I think we could do a better job at code review - and here’s a thought how


I am having trouble knowing where to leave feedback

are essential to refining the team’s working process throughout the engagement. Finally there is the aptly named planning meeting. These meetings are similar to that first workshop mentioned earlier. Basically, we get in a room and review our listed priorities and confirm that we are happy with the order and if not we rearrange them as a team. Further, we can also use this meeting to set up our next sprint by selecting the work that is to be completed by the sprint-period (typically a week for us).

It’s helpful to look at each of these meetings as opportunities to pivot our priorities. In the standup we are able to pivot quickly to fulfil the product-focused needs of today. In the retrospective we are there to pivot the team-focused needs of the week and in the planning meeting we are considering the longer term impact of our approach. With all of these build phase rituals in place the team can be certain that every day will take them closer to achieving their goal.

Further Considerations - Team Make-up

It is worth considering that product owners come from a variety of backgrounds. Each potential background can lead to differences in prioritization. In these cases it is important that the team continue to stay balanced weighing business, design, and engineering equally. Some types of product leads that you might be or that you might run into are:

The technical product lead

These leads are awesome because they have a deep understanding of the technical system we are trying to build. Oftentimes this can be the CTO of a business and/or a former developer. With these leads it is important for the build team to help close the gap between the technical implementation and user needs. The smaller the gap between the two, the more likely that the entire team can become deep user advocates.

The non-technical product lead

In this case the technical side of the team (designers and engineers) need to play an educational role, while gleaning as much product knowledge as possible. Non-technical leads often have an understanding of users that can’t be taken for granted. Because of that it may be worth the designer over-balancing towards the developer to ensure that the technical reasoning for prioritizing features is equally well respected.

The design product lead

As you can imagine this is the inverse of the technical product lead. Having a deep understanding of UX is a big bonus, so in this case it’s up to the engineer to deliver a palatable technical picture as to what the potential obstacles are to the potential features. The designer again, can take a more facilitative rather than creative approach and work with the product owner to shape their ideas.

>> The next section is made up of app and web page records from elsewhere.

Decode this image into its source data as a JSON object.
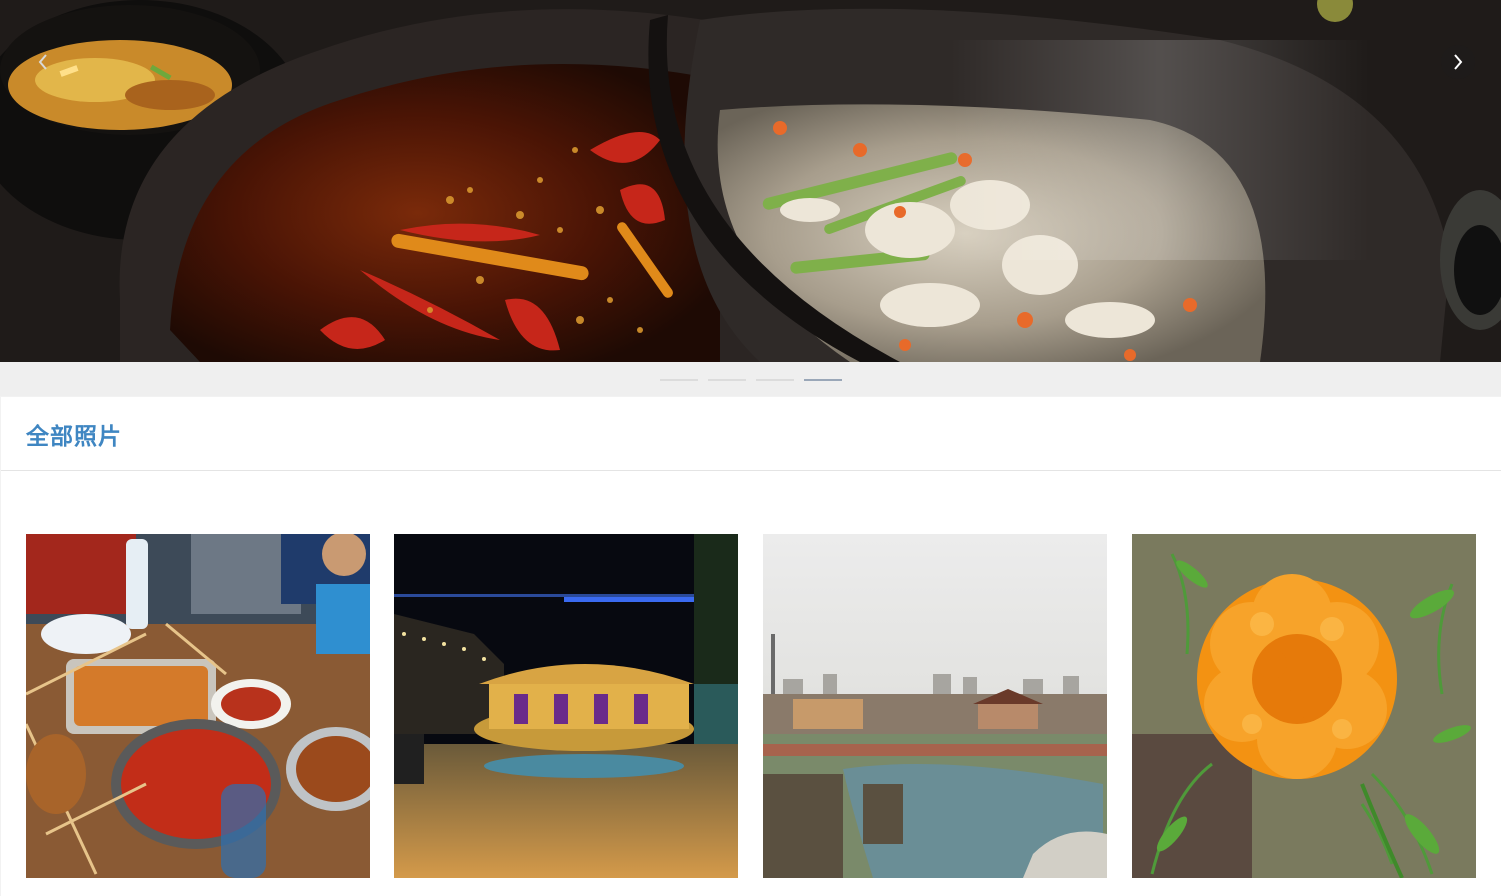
{
  "carousel": {
    "current_slide": 4,
    "slide_count": 4,
    "slide_subject": "hotpot",
    "prev_icon": "chevron-left-icon",
    "next_icon": "chevron-right-icon"
  },
  "gallery": {
    "title": "全部照片",
    "photos": [
      {
        "subject": "street-food-crayfish"
      },
      {
        "subject": "night-carousel-park"
      },
      {
        "subject": "city-lake-view"
      },
      {
        "subject": "orange-marigold"
      }
    ]
  },
  "colors": {
    "title": "#3f86c2",
    "background": "#f2f2f2",
    "dot_inactive": "#dcdcdc",
    "dot_active": "#9aa7b8"
  }
}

In Conclusion

When faced with the prospect of building a new or extending a current digital product it is natural to feel tension across business needs, technical needs, and user/design needs. The pressure from management can be overwhelming and when we humans are overwhelmed we tend to dive in the water before taking a look at what’s down there. When you are next in this position on the build team or as the product owner it’s important to take some time to get the team’s goals in line. While the sight of a 5 hour workshop might appear to be delaying your build phase, think twice and embrace the experience. It is much like packing for a long holiday. Yes, you can fly across the world and buy new clothing and find accommodation in your destination, but it is always more rewarding when you research and plan so that you can stay in that one hotel that’s across the street from the best local cuisine or next door to a magical book shop.

Finally, remember that team roles are blurry. Team members have diverse backgrounds and experiences and the more open and equal the environment, the clearer the communication. With a healthy communication structure and a shared set of goals prioritizing your new or existing product should be as easy as pie.

Illustration of a designer, product owner and developer running towards a pie